The Big Crunch is a theoretical scenario for the ultimate fate of the universe, in which the expansion of the universe eventually reverses and the universe recollapses, ultimately causing the cosmic scale factor to reach zero, an event potentially followed by a reformation of the universe starting with another Big Bang. The vast majority of evidence indicates that this theory is not correct. Instead, astronomical observations show that the expansion of the universe is accelerating, rather than being slowed down by gravity.

Overview[edit]

The Big Crunch scenario hypothesized that the density of matter throughout the universe is sufficiently high that gravitational attraction will overcome the expansion which began with the Big Bang. The FLRW cosmology can predict whether the expansion will eventually stop based on the average energy density, Hubble parameter, and cosmological constant. If the metric expansion stopped, then contraction will inevitably follow, accelerating as time passes and finishing the universe in a kind of gravitational collapse.

A more specific theory called "Big Bounce" proposes that the universe could collapse to the state where it began and then initiate another Big Bang, so in this way the universe would last forever, but would pass through phases of expansion (Big Bang) and contraction (Big Crunch).[1]

Experimental evidence in the late 1990s and early 2000s (namely the observation of distant supernovae as standard candles, and the well-resolved mapping of the cosmic microwave background)[2][3] led to the conclusion that the expansion of the universe is not being slowed down by gravity but rather accelerating. The 2011 Nobel Prize in Physics was awarded to researchers who contributed to making this discovery.[4]

See also[edit]

References[edit]

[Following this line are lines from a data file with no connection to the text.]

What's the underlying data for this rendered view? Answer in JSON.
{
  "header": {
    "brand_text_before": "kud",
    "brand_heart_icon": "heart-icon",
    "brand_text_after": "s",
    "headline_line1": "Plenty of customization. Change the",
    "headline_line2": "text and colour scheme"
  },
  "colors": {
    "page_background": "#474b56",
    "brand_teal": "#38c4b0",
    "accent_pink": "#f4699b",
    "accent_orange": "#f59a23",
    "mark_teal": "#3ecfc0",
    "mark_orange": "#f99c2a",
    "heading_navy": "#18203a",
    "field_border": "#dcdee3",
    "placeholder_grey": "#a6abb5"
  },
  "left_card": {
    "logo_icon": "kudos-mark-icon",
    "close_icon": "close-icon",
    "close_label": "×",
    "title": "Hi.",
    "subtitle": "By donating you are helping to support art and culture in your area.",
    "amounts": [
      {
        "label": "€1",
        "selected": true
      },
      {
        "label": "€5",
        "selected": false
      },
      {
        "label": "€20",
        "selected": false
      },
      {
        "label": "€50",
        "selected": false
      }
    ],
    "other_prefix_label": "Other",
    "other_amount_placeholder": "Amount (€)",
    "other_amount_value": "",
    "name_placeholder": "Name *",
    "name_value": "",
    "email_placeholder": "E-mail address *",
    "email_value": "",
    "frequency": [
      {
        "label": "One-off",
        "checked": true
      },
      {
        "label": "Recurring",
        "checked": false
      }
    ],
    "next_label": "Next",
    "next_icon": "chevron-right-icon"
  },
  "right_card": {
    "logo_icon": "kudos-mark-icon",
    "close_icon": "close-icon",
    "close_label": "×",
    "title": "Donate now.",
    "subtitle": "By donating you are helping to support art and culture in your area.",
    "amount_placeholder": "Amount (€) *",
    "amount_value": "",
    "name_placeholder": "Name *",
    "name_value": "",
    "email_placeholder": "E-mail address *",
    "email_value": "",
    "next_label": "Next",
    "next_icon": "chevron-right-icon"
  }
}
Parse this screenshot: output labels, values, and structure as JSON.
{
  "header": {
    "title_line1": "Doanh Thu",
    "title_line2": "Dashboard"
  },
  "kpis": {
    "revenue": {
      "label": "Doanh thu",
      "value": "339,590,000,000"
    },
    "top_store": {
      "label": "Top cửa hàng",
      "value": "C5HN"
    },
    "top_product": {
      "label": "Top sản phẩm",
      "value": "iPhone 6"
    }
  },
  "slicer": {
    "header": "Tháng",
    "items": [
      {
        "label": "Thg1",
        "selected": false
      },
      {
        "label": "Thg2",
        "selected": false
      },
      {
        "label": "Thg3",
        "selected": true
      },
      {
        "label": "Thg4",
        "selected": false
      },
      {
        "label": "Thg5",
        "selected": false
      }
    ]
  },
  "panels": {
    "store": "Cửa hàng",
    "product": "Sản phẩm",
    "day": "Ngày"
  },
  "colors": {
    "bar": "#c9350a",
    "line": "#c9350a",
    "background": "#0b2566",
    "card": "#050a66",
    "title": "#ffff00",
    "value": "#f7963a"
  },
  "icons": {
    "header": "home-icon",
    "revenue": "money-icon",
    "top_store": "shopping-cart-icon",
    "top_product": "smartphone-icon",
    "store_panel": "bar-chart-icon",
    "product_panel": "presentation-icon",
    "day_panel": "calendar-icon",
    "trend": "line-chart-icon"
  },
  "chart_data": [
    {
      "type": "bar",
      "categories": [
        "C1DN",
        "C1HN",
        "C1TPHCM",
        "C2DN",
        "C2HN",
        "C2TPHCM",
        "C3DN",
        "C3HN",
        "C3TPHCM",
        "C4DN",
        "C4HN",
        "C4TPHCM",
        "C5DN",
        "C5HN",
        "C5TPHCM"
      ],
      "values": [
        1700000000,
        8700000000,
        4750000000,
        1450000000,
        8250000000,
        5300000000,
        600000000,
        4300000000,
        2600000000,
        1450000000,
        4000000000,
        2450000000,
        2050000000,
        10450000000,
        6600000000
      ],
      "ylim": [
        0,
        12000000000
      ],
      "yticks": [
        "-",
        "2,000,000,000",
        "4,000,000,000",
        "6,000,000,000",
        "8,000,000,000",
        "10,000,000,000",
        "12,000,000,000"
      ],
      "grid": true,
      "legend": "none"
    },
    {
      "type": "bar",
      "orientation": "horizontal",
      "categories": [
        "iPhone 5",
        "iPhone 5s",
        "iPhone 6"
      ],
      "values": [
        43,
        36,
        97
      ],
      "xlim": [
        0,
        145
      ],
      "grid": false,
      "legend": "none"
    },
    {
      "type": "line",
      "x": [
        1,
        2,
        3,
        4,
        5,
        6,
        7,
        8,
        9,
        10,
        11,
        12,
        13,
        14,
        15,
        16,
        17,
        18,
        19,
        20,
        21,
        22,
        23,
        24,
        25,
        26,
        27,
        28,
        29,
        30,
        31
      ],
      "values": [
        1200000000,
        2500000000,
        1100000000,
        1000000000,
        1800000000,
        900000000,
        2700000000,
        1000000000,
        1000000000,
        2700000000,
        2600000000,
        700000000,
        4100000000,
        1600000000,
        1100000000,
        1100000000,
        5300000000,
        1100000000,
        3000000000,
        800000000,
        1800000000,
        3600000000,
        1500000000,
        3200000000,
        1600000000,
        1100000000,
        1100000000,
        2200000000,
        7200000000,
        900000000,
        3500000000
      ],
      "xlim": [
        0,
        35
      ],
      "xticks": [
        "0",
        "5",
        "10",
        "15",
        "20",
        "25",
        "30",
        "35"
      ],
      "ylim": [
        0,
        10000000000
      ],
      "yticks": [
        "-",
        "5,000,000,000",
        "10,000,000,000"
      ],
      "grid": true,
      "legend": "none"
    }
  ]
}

  1. ^ Jennifer Bergman, The Big Crunch, Windows to the Universe (2003)
  2. ^ Y Wang, J M Kratochvil, A Linde, and M Shmakova, Current Observational Constraints on Cosmic Doomsday. JCAP 0412 (2004) 006, astro-ph/0409264
  3. ^ McSween, Stephen A. "Dark Energy and the Red Shift in a Contracting Universe." [1]
  4. ^ "The Nobel Prize in Physics 2011". nobelprize.org. Retrieved 2019-07-14.